So the teddy is clearly waving now - but obviously in real life the arm would move back and forth.
To achieve this effect, check the box next to Mirrored in the Loop Animation patch. Checking this box will play the animation forward, then in reverse. While you're there, change the duration to 0.75. This will speed the animation up.
The finished graph, with all the correct values, will look like this:
Next let's make the teddy move up and down. Again, we'll be using the Loop Animation and Transition patches.
In the Patch Editor, create another Loop Animation patch, and 2 Transition patches.
Next, return to the object in the Scene panel, to create patches to represent the joints in the middle of the skeleton. These joints are called spring_mid, and jack_base. So, select spring_mid and jack_base. Again, you can select them both at the same time by holding down command on your keyboard.
This time, click the arrows next to Position over in the Inspector.
Ok, so the teddy is moving, but obviously you'll need to make some adjustments to the positions it's moving between!
Like before, you can do this in the Transition patches.
Start with the Transition patch connected to jack_base. So the joints move up and down - and not to the side - change the X and Z values to 0 next to both Start and Finish. Then:
In the other Transition patch:
Again, in the Loop Animation patch check the box next to Mirrored. Let's speed it up a bit too - set the Duration value to 0.25.
Here's how the final graph should look:
Just one last tweak now.
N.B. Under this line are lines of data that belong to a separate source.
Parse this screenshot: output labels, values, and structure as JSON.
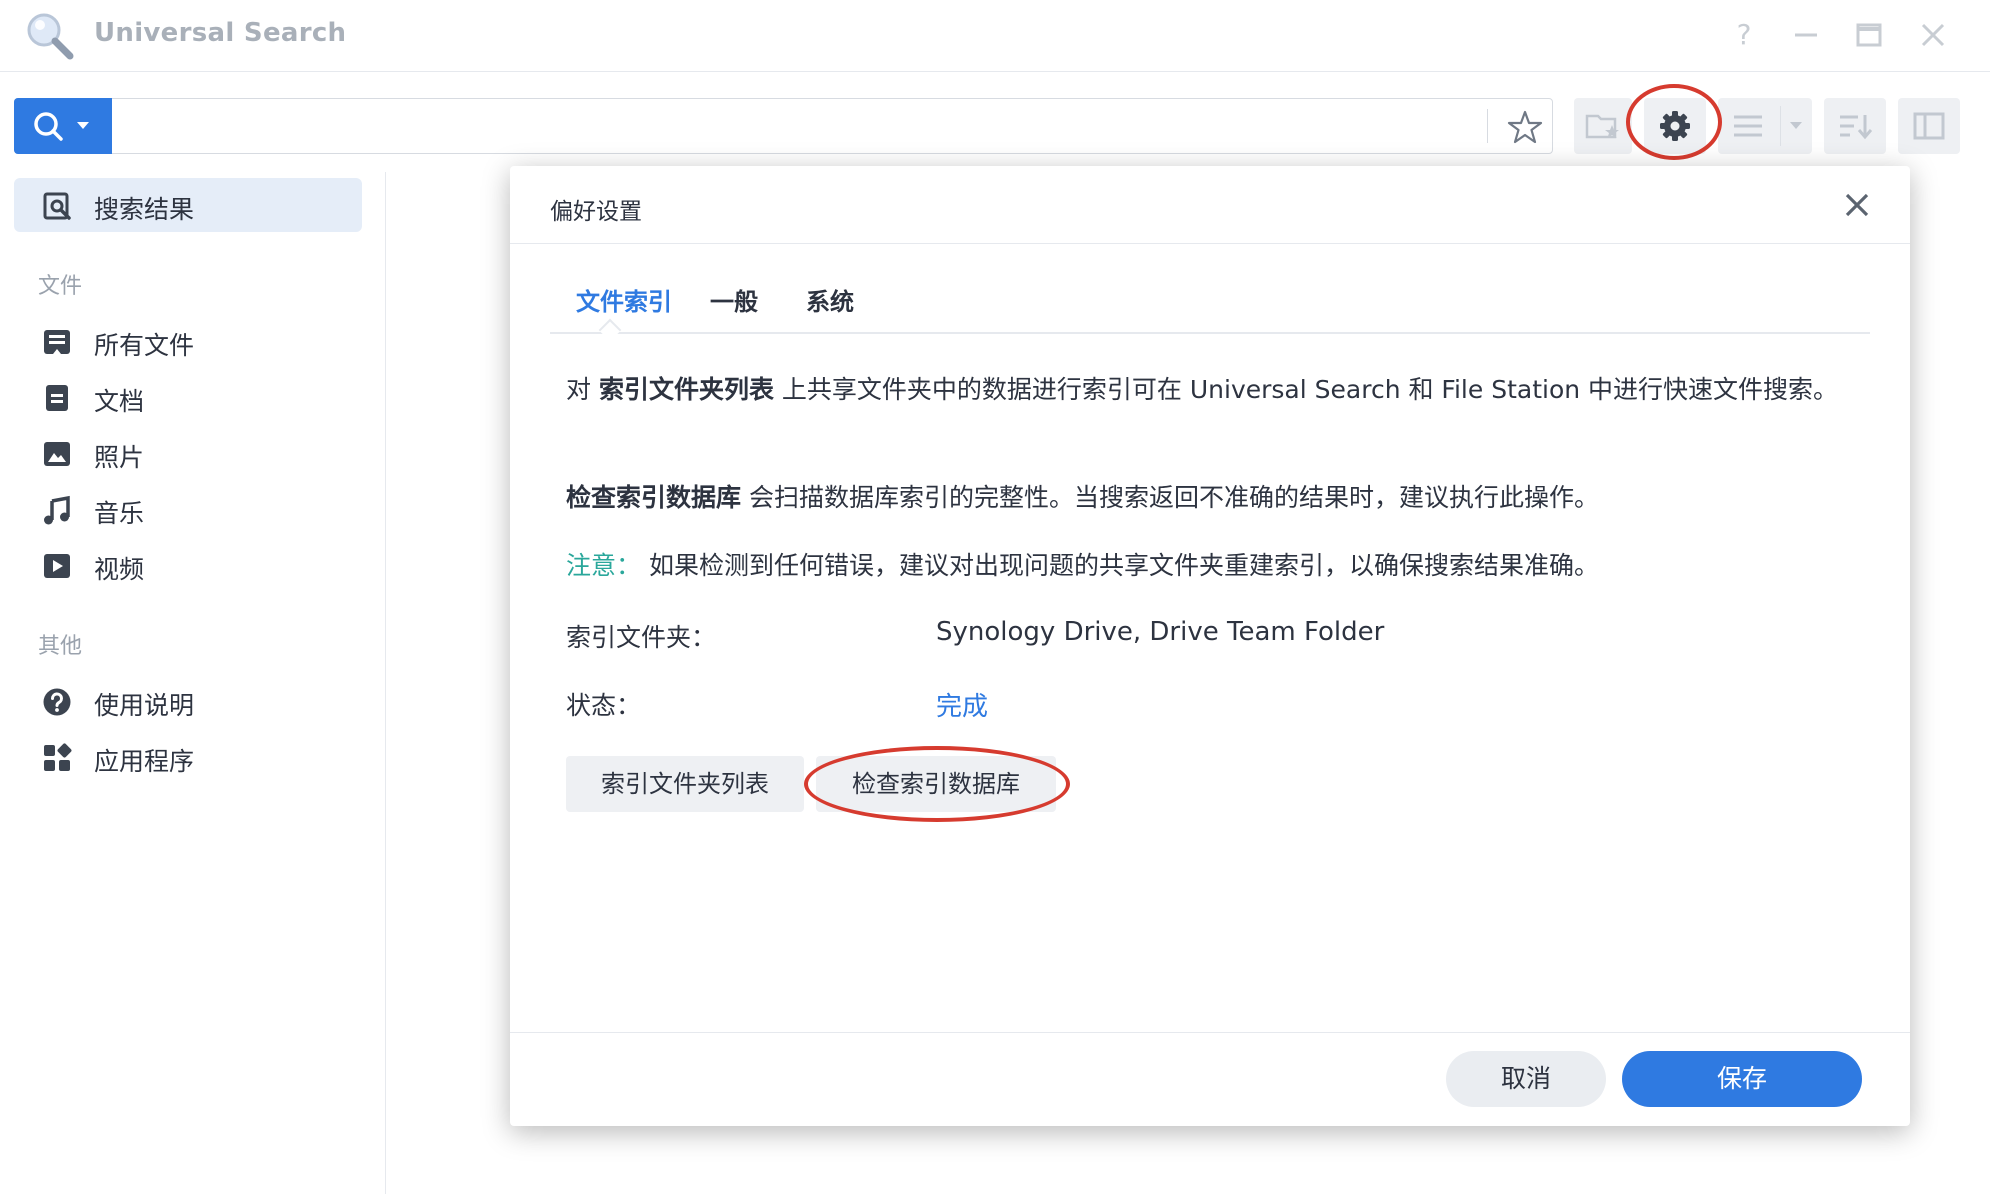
{
  "window": {
    "title": "Universal Search",
    "help_glyph": "?"
  },
  "search": {
    "value": "",
    "placeholder": ""
  },
  "sidebar": {
    "active_item": "搜索结果",
    "section_files": "文件",
    "files_items": [
      "所有文件",
      "文档",
      "照片",
      "音乐",
      "视频"
    ],
    "section_other": "其他",
    "other_items": [
      "使用说明",
      "应用程序"
    ]
  },
  "dialog": {
    "title": "偏好设置",
    "tabs": [
      "文件索引",
      "一般",
      "系统"
    ],
    "active_tab": "文件索引",
    "para1": {
      "prefix": "对 ",
      "bold": "索引文件夹列表",
      "suffix": " 上共享文件夹中的数据进行索引可在 Universal Search 和 File Station 中进行快速文件搜索。"
    },
    "para2": {
      "bold": "检查索引数据库",
      "suffix": " 会扫描数据库索引的完整性。当搜索返回不准确的结果时，建议执行此操作。"
    },
    "note": {
      "label": "注意：",
      "text": "如果检测到任何错误，建议对出现问题的共享文件夹重建索引，以确保搜索结果准确。"
    },
    "fields": {
      "index_folder_label": "索引文件夹：",
      "index_folder_value": "Synology Drive, Drive Team Folder",
      "status_label": "状态：",
      "status_value": "完成"
    },
    "buttons": {
      "folder_list": "索引文件夹列表",
      "check_db": "检查索引数据库",
      "cancel": "取消",
      "save": "保存"
    }
  },
  "colors": {
    "accent": "#2f7ae1",
    "note": "#2aa79b",
    "annotation": "#d63b2f"
  },
  "icons": {
    "toolbar": [
      "search-icon",
      "star-icon",
      "folder-star-icon",
      "gear-icon",
      "list-icon",
      "sort-icon",
      "panel-icon"
    ],
    "window": [
      "help-icon",
      "minimize-icon",
      "maximize-icon",
      "close-icon"
    ]
  }
}
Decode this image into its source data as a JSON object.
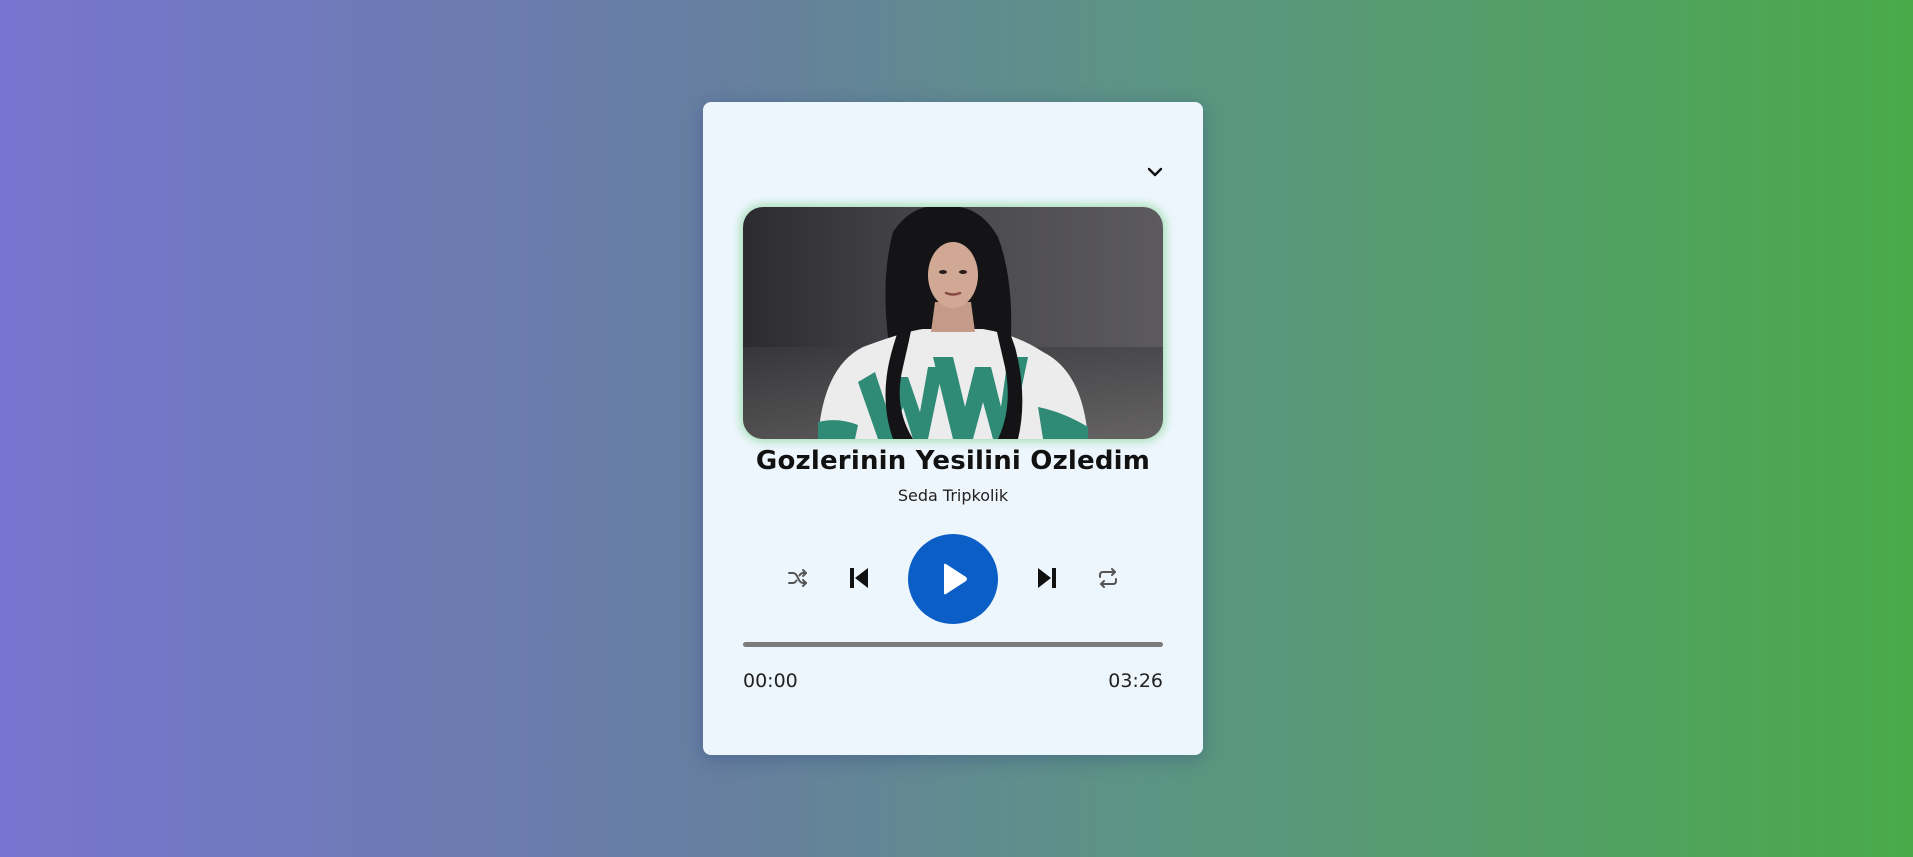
{
  "player": {
    "song_title": "Gozlerinin Yesilini Ozledim",
    "artist": "Seda Tripkolik",
    "current_time": "00:00",
    "total_time": "03:26",
    "progress": 0,
    "accent_color": "#0a5ec6",
    "card_background": "#eef6fd",
    "icons": {
      "collapse": "chevron-down-icon",
      "shuffle": "shuffle-icon",
      "previous": "skip-previous-icon",
      "play": "play-icon",
      "next": "skip-next-icon",
      "repeat": "repeat-icon"
    }
  }
}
Let's take a look at the Curve value in the Transition patch. You can adjust this to set the pacing of the movement. It's worth experimenting with this option in your own effects.
For this tutorial, set the Curve to Sinusoidal In-Out in both Transition patches.